**Aim of the task:** Take the entries below and print all of them exactly, please.

Dataset rows describing interfaces
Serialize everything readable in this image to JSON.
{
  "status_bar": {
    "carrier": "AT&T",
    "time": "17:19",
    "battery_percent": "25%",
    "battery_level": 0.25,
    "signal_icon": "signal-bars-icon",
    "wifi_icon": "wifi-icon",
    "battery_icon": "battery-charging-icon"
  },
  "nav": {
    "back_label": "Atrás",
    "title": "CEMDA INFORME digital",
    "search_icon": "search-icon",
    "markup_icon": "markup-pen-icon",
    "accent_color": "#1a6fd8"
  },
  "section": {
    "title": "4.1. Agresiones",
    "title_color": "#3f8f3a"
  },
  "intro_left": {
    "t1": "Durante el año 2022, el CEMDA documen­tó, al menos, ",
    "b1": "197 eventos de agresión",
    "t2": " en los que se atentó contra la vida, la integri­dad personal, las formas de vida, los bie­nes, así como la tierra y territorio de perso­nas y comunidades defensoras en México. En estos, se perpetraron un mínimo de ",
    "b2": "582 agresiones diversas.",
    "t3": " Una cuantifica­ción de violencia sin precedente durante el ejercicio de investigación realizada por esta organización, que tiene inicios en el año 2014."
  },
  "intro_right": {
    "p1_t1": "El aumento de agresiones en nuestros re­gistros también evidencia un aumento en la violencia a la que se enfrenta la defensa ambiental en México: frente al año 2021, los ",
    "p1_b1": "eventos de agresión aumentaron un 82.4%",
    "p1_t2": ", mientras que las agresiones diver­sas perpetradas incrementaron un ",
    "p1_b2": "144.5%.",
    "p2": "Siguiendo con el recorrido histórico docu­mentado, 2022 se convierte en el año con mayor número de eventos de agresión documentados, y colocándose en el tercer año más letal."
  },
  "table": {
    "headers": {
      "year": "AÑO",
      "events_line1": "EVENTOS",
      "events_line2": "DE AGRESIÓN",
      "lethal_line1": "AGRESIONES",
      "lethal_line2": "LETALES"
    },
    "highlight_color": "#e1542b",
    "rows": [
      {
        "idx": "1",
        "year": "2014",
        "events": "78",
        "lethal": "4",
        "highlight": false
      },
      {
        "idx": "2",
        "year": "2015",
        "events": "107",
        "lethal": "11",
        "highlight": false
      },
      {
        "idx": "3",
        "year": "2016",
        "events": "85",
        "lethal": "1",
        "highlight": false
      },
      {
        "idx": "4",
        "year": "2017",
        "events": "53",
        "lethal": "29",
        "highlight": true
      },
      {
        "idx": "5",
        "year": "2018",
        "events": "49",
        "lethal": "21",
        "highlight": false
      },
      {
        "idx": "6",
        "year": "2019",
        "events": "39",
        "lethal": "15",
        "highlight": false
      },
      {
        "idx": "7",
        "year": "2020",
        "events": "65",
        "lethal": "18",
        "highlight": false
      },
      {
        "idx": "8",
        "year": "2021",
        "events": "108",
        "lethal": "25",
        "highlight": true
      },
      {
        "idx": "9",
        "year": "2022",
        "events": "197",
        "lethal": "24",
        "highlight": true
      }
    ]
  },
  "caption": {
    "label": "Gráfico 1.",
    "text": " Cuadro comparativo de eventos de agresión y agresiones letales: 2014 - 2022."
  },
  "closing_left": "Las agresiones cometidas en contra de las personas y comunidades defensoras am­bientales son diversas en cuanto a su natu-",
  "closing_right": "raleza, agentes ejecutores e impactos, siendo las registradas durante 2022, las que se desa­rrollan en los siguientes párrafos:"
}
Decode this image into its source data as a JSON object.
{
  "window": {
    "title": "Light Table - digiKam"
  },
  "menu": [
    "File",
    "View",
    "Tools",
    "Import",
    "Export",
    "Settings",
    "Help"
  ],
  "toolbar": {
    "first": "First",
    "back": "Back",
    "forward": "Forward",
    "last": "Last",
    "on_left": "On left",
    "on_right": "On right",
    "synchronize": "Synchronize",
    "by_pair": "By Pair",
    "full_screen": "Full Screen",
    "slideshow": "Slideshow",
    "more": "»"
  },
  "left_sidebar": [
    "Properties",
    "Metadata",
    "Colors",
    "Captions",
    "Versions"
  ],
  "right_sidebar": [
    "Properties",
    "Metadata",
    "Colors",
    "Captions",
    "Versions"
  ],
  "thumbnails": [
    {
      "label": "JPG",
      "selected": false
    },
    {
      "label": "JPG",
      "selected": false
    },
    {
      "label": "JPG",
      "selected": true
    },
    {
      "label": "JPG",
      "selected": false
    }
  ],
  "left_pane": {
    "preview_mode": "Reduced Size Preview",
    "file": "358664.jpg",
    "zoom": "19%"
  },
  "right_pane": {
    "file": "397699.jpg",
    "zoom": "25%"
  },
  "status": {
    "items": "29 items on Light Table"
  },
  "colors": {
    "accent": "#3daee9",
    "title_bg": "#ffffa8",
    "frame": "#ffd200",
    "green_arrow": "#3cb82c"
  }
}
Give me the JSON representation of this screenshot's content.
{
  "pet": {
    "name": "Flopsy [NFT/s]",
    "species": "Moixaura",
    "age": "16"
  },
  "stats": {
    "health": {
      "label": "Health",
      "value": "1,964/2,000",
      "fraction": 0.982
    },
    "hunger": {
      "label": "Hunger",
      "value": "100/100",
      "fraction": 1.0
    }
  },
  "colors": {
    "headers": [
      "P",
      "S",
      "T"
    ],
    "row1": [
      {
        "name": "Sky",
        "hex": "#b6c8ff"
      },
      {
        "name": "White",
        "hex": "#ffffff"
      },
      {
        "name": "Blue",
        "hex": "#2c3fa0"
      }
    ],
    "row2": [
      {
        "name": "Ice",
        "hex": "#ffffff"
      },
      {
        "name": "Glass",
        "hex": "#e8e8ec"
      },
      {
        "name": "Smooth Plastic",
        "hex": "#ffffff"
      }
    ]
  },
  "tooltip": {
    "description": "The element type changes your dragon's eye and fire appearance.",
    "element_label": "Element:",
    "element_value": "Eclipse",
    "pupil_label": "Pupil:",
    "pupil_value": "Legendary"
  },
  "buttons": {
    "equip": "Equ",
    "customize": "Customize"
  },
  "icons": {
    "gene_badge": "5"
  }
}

**The answer:**
Serialize everything readable in this image to JSON.
{
  "status_bar": {
    "carrier": "AT&T",
    "time": "17:19",
    "battery_percent": "25%",
    "battery_level": 0.25,
    "signal_icon": "signal-bars-icon",
    "wifi_icon": "wifi-icon",
    "battery_icon": "battery-charging-icon"
  },
  "nav": {
    "back_label": "Atrás",
    "title": "CEMDA INFORME digital",
    "search_icon": "search-icon",
    "markup_icon": "markup-pen-icon",
    "accent_color": "#1a6fd8"
  },
  "section": {
    "title": "4.1. Agresiones",
    "title_color": "#3f8f3a"
  },
  "intro_left": {
    "t1": "Durante el año 2022, el CEMDA documen­tó, al menos, ",
    "b1": "197 eventos de agresión",
    "t2": " en los que se atentó contra la vida, la integri­dad personal, las formas de vida, los bie­nes, así como la tierra y territorio de perso­nas y comunidades defensoras en México. En estos, se perpetraron un mínimo de ",
    "b2": "582 agresiones diversas.",
    "t3": " Una cuantifica­ción de violencia sin precedente durante el ejercicio de investigación realizada por esta organización, que tiene inicios en el año 2014."
  },
  "intro_right": {
    "p1_t1": "El aumento de agresiones en nuestros re­gistros también evidencia un aumento en la violencia a la que se enfrenta la defensa ambiental en México: frente al año 2021, los ",
    "p1_b1": "eventos de agresión aumentaron un 82.4%",
    "p1_t2": ", mientras que las agresiones diver­sas perpetradas incrementaron un ",
    "p1_b2": "144.5%.",
    "p2": "Siguiendo con el recorrido histórico docu­mentado, 2022 se convierte en el año con mayor número de eventos de agresión documentados, y colocándose en el tercer año más letal."
  },
  "table": {
    "headers": {
      "year": "AÑO",
      "events_line1": "EVENTOS",
      "events_line2": "DE AGRESIÓN",
      "lethal_line1": "AGRESIONES",
      "lethal_line2": "LETALES"
    },
    "highlight_color": "#e1542b",
    "rows": [
      {
        "idx": "1",
        "year": "2014",
        "events": "78",
        "lethal": "4",
        "highlight": false
      },
      {
        "idx": "2",
        "year": "2015",
        "events": "107",
        "lethal": "11",
        "highlight": false
      },
      {
        "idx": "3",
        "year": "2016",
        "events": "85",
        "lethal": "1",
        "highlight": false
      },
      {
        "idx": "4",
        "year": "2017",
        "events": "53",
        "lethal": "29",
        "highlight": true
      },
      {
        "idx": "5",
        "year": "2018",
        "events": "49",
        "lethal": "21",
        "highlight": false
      },
      {
        "idx": "6",
        "year": "2019",
        "events": "39",
        "lethal": "15",
        "highlight": false
      },
      {
        "idx": "7",
        "year": "2020",
        "events": "65",
        "lethal": "18",
        "highlight": false
      },
      {
        "idx": "8",
        "year": "2021",
        "events": "108",
        "lethal": "25",
        "highlight": true
      },
      {
        "idx": "9",
        "year": "2022",
        "events": "197",
        "lethal": "24",
        "highlight": true
      }
    ]
  },
  "caption": {
    "label": "Gráfico 1.",
    "text": " Cuadro comparativo de eventos de agresión y agresiones letales: 2014 - 2022."
  },
  "closing_left": "Las agresiones cometidas en contra de las personas y comunidades defensoras am­bientales son diversas en cuanto a su natu-",
  "closing_right": "raleza, agentes ejecutores e impactos, siendo las registradas durante 2022, las que se desa­rrollan en los siguientes párrafos:"
}
Decode this image into its source data as a JSON object.
{
  "window": {
    "title": "Light Table - digiKam"
  },
  "menu": [
    "File",
    "View",
    "Tools",
    "Import",
    "Export",
    "Settings",
    "Help"
  ],
  "toolbar": {
    "first": "First",
    "back": "Back",
    "forward": "Forward",
    "last": "Last",
    "on_left": "On left",
    "on_right": "On right",
    "synchronize": "Synchronize",
    "by_pair": "By Pair",
    "full_screen": "Full Screen",
    "slideshow": "Slideshow",
    "more": "»"
  },
  "left_sidebar": [
    "Properties",
    "Metadata",
    "Colors",
    "Captions",
    "Versions"
  ],
  "right_sidebar": [
    "Properties",
    "Metadata",
    "Colors",
    "Captions",
    "Versions"
  ],
  "thumbnails": [
    {
      "label": "JPG",
      "selected": false
    },
    {
      "label": "JPG",
      "selected": false
    },
    {
      "label": "JPG",
      "selected": true
    },
    {
      "label": "JPG",
      "selected": false
    }
  ],
  "left_pane": {
    "preview_mode": "Reduced Size Preview",
    "file": "358664.jpg",
    "zoom": "19%"
  },
  "right_pane": {
    "file": "397699.jpg",
    "zoom": "25%"
  },
  "status": {
    "items": "29 items on Light Table"
  },
  "colors": {
    "accent": "#3daee9",
    "title_bg": "#ffffa8",
    "frame": "#ffd200",
    "green_arrow": "#3cb82c"
  }
}
Give me the JSON representation of this screenshot's content.
{
  "pet": {
    "name": "Flopsy [NFT/s]",
    "species": "Moixaura",
    "age": "16"
  },
  "stats": {
    "health": {
      "label": "Health",
      "value": "1,964/2,000",
      "fraction": 0.982
    },
    "hunger": {
      "label": "Hunger",
      "value": "100/100",
      "fraction": 1.0
    }
  },
  "colors": {
    "headers": [
      "P",
      "S",
      "T"
    ],
    "row1": [
      {
        "name": "Sky",
        "hex": "#b6c8ff"
      },
      {
        "name": "White",
        "hex": "#ffffff"
      },
      {
        "name": "Blue",
        "hex": "#2c3fa0"
      }
    ],
    "row2": [
      {
        "name": "Ice",
        "hex": "#ffffff"
      },
      {
        "name": "Glass",
        "hex": "#e8e8ec"
      },
      {
        "name": "Smooth Plastic",
        "hex": "#ffffff"
      }
    ]
  },
  "tooltip": {
    "description": "The element type changes your dragon's eye and fire appearance.",
    "element_label": "Element:",
    "element_value": "Eclipse",
    "pupil_label": "Pupil:",
    "pupil_value": "Legendary"
  },
  "buttons": {
    "equip": "Equ",
    "customize": "Customize"
  },
  "icons": {
    "gene_badge": "5"
  }
}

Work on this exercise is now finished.